[EXERCISE DETAILS]: Set down the records again, keeping each line exactly as it is.

App and web page records
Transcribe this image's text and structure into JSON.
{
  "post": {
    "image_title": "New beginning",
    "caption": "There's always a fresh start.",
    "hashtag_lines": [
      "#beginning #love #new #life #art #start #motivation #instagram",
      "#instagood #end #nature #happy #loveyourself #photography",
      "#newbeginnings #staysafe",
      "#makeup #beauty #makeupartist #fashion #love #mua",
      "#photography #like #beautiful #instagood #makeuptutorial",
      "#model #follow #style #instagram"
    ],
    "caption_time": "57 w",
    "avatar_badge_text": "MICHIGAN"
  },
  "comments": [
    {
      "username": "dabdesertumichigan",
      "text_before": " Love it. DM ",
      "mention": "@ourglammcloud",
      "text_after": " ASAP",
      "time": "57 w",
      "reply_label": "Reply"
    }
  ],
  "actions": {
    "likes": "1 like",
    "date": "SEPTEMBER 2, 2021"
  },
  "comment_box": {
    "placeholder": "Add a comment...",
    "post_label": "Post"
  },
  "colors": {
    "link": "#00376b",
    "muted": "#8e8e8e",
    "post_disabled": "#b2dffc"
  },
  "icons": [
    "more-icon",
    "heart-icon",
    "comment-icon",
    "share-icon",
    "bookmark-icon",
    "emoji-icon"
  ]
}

[EXPECTED ANSWER]:
Transcribe this image's text and structure into JSON.
{
  "post": {
    "image_title": "New beginning",
    "caption": "There's always a fresh start.",
    "hashtag_lines": [
      "#beginning #love #new #life #art #start #motivation #instagram",
      "#instagood #end #nature #happy #loveyourself #photography",
      "#newbeginnings #staysafe",
      "#makeup #beauty #makeupartist #fashion #love #mua",
      "#photography #like #beautiful #instagood #makeuptutorial",
      "#model #follow #style #instagram"
    ],
    "caption_time": "57 w",
    "avatar_badge_text": "MICHIGAN"
  },
  "comments": [
    {
      "username": "dabdesertumichigan",
      "text_before": " Love it. DM ",
      "mention": "@ourglammcloud",
      "text_after": " ASAP",
      "time": "57 w",
      "reply_label": "Reply"
    }
  ],
  "actions": {
    "likes": "1 like",
    "date": "SEPTEMBER 2, 2021"
  },
  "comment_box": {
    "placeholder": "Add a comment...",
    "post_label": "Post"
  },
  "colors": {
    "link": "#00376b",
    "muted": "#8e8e8e",
    "post_disabled": "#b2dffc"
  },
  "icons": [
    "more-icon",
    "heart-icon",
    "comment-icon",
    "share-icon",
    "bookmark-icon",
    "emoji-icon"
  ]
}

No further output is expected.